On Monday, September 30, 2019, Austin Grad welcomed the distinguished scholar and social critic Mary Eberstadt for the fifth annual Austin Graduate School of Theology/First Things Lecture. A 1983 magna cum laude graduate of Cornell University and recipient of an honorary doctorate from Seton Hall University in 2014, Mrs. Ebertadt is currently senior research fellow at the Faith and Reason Institute. She previously served as a senior fellow at the Hoover Institution of Stanford University, executive editor of the journal National Interest, a member of the Policy Planning Staff of the US State Department and speechwriter for Secretary of State George W. Shultz, and a special assistant to US ambassador to the United Nations Jeane Kirkpatrick. She is the author of several non-fiction books and one work of fiction, The Loser Letters (2010), chronicling a young Christian’s conversion to atheism, which reviewers have compared to C. S. Lewis’s Screwtape Letters.
Mrs. Eberstadt’s lecture on Monday evening for approximately 150 attendees at the University Avenue Church of Christ, as well as her presentation to a smaller group at an Austin Grad Round Table luncheon on campus on Tuesday, October 1, developed themes treated in several of her non-fiction works.
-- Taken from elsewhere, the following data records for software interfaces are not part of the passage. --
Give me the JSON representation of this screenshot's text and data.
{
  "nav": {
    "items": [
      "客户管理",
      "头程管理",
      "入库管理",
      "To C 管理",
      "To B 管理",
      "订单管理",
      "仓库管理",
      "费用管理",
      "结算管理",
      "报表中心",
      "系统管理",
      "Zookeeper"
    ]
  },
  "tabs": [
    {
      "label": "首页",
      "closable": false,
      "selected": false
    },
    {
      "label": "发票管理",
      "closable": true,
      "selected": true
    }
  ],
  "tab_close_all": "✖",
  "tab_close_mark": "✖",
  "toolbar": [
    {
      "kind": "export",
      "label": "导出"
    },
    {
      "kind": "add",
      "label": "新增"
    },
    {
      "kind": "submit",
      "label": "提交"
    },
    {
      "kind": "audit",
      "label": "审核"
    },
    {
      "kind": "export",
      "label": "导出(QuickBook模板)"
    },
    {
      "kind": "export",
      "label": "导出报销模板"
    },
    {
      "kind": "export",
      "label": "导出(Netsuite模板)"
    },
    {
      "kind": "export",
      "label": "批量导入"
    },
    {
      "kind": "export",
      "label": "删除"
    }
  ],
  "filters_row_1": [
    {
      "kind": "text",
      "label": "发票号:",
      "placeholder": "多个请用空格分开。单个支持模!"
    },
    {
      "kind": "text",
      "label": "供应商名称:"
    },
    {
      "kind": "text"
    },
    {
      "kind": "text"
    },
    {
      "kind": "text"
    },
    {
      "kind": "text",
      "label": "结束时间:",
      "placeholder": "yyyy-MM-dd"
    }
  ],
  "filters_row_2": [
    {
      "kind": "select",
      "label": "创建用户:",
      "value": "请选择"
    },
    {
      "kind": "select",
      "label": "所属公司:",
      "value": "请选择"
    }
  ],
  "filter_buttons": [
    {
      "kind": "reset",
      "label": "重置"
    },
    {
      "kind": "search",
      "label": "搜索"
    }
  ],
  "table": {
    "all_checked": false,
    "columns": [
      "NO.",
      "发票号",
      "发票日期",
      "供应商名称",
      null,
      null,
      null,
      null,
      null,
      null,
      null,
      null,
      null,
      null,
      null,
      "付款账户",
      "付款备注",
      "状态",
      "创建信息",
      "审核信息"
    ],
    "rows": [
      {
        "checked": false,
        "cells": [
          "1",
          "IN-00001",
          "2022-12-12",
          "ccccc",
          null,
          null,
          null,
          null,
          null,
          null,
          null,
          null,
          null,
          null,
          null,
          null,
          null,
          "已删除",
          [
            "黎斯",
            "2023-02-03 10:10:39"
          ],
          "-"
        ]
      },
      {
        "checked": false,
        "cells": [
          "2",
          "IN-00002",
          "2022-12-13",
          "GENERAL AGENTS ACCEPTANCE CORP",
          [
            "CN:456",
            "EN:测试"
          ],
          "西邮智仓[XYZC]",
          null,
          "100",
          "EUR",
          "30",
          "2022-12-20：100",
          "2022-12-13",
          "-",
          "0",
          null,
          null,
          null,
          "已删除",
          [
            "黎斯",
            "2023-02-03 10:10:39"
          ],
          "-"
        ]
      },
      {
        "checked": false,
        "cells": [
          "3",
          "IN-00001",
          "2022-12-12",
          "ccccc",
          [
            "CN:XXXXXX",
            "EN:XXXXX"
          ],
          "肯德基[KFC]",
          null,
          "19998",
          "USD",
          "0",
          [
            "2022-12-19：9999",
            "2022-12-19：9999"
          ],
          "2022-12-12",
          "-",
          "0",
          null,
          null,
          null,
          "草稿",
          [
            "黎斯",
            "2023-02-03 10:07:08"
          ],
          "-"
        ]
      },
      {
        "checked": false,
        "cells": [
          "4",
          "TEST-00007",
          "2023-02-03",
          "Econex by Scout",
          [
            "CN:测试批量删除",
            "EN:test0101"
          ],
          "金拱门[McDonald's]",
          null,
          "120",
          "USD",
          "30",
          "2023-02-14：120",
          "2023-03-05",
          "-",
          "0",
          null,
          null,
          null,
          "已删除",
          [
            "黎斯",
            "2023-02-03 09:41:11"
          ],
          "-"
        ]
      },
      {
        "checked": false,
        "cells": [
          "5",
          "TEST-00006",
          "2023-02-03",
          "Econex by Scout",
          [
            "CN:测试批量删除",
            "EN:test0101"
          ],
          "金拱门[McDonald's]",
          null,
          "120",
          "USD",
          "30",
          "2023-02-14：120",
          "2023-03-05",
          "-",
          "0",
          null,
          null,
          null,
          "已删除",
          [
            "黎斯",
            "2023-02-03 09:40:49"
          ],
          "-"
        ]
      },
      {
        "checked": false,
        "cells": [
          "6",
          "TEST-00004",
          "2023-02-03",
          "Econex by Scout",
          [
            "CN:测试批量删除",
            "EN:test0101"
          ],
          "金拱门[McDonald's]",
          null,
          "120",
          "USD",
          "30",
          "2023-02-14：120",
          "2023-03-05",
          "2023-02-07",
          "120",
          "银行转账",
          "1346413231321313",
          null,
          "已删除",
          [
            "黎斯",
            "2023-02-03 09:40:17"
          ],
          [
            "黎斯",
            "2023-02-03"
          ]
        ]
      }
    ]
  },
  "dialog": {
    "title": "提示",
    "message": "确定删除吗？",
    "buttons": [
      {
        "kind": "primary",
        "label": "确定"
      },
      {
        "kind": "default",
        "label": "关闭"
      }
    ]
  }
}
In her Monday lecture, “Searching for Self: The Non-Political Roots of Identity Politics,” she proposed that the universal human question “Who am I?” becomes more difficult to answer when the answers are unclear to questions like these: Who is my father? Who is my brother or sister? Where, if anywhere, are my cousins, grandparents, nieces, and nephews? “In an era when actual, organic families are in disarray and decline,” Eberstadt argued, “today’s political identity groups serve as figurative families and communities.” The lecture touched on themes developed in her most recent book Primal Screams: How the Sexual Revolution Created Identity Politics (2019), as well as her earlier works Adam and Eve After the Pill: Paradoxes of the Sexual Revolution (2012), and Home-Alone America: The Hidden Toll of Day Care, Behavioral Drugs, and Other Parent Substitutes (2004), especially the chapter “Eminem Was Right,” which surveyed the impact of family breakdown and parental abandonment in popular music. Her lecture may be viewed here.
At the Tuesday Round Table, Mrs. Eberstadt’s topic was discussed at length in her book How the West Really Lost God: A New Theory of Secularization (2014). She noted that sociologists have not yet offered a satisfactory explanation for the decline in church attendance observed in all “modern” majority Christian societies, most recently in the United States. “The missing conceptual piece,” she suggested, “is a variable so seemingly humble as to have been overlooked by the titans of sociology no less than by their many descendants: the human family. The health of the family and the health of Christianity are joined at the root. To study the historical timeline is to see that religious vibrancy and family vibrancy go hand in hand. Conversely, so do religious decline and family decline: where you see one, expect the other.”
In her lectures and in conversation with the Austin Grad faculty during her visit, Mary Eberstadt emphasized the importance of understanding clearly where we are and the nature of the problems we face as citizens and Christians, so that we will be in a better position to address them. Her visit helped members of our community progress toward that goal.